Co-Parenting in the age of COVID-19
Judging from tabloid television and social-media memes, the subject of divorce holds the same fascination as a highway accident: many people know it’s bad but can’t look away. And in the last two years, that gapers’ block has turned into a 24-mile traffic jam.
During lockdowns, many couples quickly realized they didn’t want to spend that much time together. The worldwide disruptions caused by COVID-19 have only amplified the usual reasons to initiate a divorce. But a substantial portion of legal disputes arose from unexpected changes in the family dynamic due to the global pandemic.
During the last two years, we have seen a flood of new issues involving alimony and modifications of child support; relocation of children; changes in parenting time to accommodate high-risk family members and essential workers; and enrollment of children in remote-learning versus in-person classes.
The level of conflict has escalated since 2020, with even more issues stemming from our “new normal.” This altered landscape also has intensified the role of divorce attorneys, who often find themselves acting as mediators and parenting coordinators for families unable to move forward after so many months in gridlock.
In so many situations, people’s respect for the opinions of others has greatly diminished, as you can see by spending five minutes on social media. The list of taboo subjects now includes masks and vaccines for children. Sadly, in the absence of parental cooperation, the legal system is forced to render decisions on these divisive issues, which almost always results in further conflict.
Here are several cases to illustrate particular problems that have arisen during the pandemic and continue to affect separated families. While hypothetical, they all are drawn from my own experience with couples who had entered into joint parenting agreements before the pandemic. These families had spent years working through their differences and effectively co-parenting, even after they had remarried and established new households in suburban Chicago.
- In July 2020, Susan and David disagreed on schooling. Susan, a teacher, adamantly supported their children’s return to classroom learning, in line with her own decision to teach in person. David, whose employment allowed him to work at home, remained concerned about infection in a school setting. He filed a motion to prevent his children from attending classes in person.
A guardian ad litem (GAL) was asked to make a recommendation, which the judge used in ordering a program of hybrid learning where the children spent the remote portion of their school day at their father’s house. This solution mitigated but failed to alleviate David’s concern. By leaving it up to the court, he essentially conceded his responsibility to jointly decide the best course of action for their children.
- Pre-pandemic, George’s work schedule required his former wife Betty to act as their children’s primary care provider. When George began working from home in 2020, he was able to take a larger role. So, in April 2021, and with his second wife also home full-time, George petitioned the Court to evenly split their parenting time.
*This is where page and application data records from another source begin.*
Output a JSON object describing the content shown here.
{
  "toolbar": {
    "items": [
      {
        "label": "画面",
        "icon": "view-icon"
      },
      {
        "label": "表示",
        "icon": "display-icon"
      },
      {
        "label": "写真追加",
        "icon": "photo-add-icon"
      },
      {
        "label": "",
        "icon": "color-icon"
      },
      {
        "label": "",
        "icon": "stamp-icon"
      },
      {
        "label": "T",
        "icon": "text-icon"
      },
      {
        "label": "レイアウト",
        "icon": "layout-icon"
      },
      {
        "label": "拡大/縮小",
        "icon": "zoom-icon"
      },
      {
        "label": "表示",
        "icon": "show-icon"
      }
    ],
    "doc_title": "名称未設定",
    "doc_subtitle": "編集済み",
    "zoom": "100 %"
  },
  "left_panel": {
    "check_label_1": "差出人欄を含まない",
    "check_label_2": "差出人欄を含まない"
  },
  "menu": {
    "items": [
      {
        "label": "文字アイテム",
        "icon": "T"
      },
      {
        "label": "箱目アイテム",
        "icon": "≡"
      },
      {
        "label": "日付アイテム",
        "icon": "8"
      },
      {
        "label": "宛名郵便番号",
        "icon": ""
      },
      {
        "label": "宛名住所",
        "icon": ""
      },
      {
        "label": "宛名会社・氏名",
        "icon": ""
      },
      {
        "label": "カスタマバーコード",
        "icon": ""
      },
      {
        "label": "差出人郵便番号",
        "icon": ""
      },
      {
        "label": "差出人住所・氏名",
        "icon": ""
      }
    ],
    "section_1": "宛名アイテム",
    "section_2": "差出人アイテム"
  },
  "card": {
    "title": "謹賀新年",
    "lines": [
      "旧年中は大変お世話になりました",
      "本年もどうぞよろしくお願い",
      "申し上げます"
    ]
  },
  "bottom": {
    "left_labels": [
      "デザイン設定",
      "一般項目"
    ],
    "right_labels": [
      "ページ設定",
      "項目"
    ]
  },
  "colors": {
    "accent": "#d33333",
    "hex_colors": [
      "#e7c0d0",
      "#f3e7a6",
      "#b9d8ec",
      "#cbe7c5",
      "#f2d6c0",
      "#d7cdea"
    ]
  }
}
George argued that the children were thriving thanks to his increased attention.
After a GAL was appointed to investigate, George filed an emergency motion to restrict Betty’s parenting time, on grounds that Betty and her new spouse were not vaccinated, and that they traveled to Wisconsin with no concern about exposing the children to COVID-19. George grew concerned that their carelessness might result in the children spreading the virus to his newly pregnant wife. Refusing to acknowledge and negotiate changes in their home lives, the couple essentially asked the court to validate one parent’s life choices over the other, using the children as a wedge. The emergency motion languished, but the filing spurred more animosity in subsequent motions over co-parenting.
- Last June, Sean wanted his teenaged son to get vaccinated. Sean’s ex Liz objected, claiming that because the boy had already contracted the virus he was likely immune. The son told both parents that he wanted the vaccine in order to hang out, unmasked, with his friends. Noting the son’s preference, the GAL recommended vaccination, to Liz’s chagrin. When vaccine eligibility was extended to younger children, Sean—wishing to avoid another Court dispute—scheduled their 8-year-old daughter for the shot without seeking Liz’s approval. He then asked the child to keep her vaccination status secret, dragging her into their fight and jeopardizing her trust in both parents.
In each of these cases, the ability of parents to cooperate eroded under the weight of the pandemic, leading them to cede important family decisions to a guardian ad litem and an unfamiliar judge. Ongoing litigation feeds further animosity; parents channel unprecedented stresses into mutual distrust. They fail to hear their children’s voices. And the kids are not all right. They have been left to advocate for themselves, through a GAL, when what they need is support and assurance from both parents.
In the same way that a series of adrenaline rushes can physically fatigue the body, the steady drumbeat of virus-created stressors has fatigued the spirit, crippling these parents’ capacity for compassion and cooperation in addressing solvable issues.
Similarly, the onslaught of novel crises during the pandemic—with no valleys of calm in between—has deepened the cracks in the family legal system. COVID-19-fueled disputes have added to the caseload: one dispute after another, fewer periods of reflection, more fighting, more GAL appointments. As a result, co-parenting arrangements now must include new discussion of remote learning, masks, travel, vaccines and more. This global pandemic has irrevocably changed family court proceedings, as the court faces an increase in the newly contentious issues that have been added to its docket since 2020.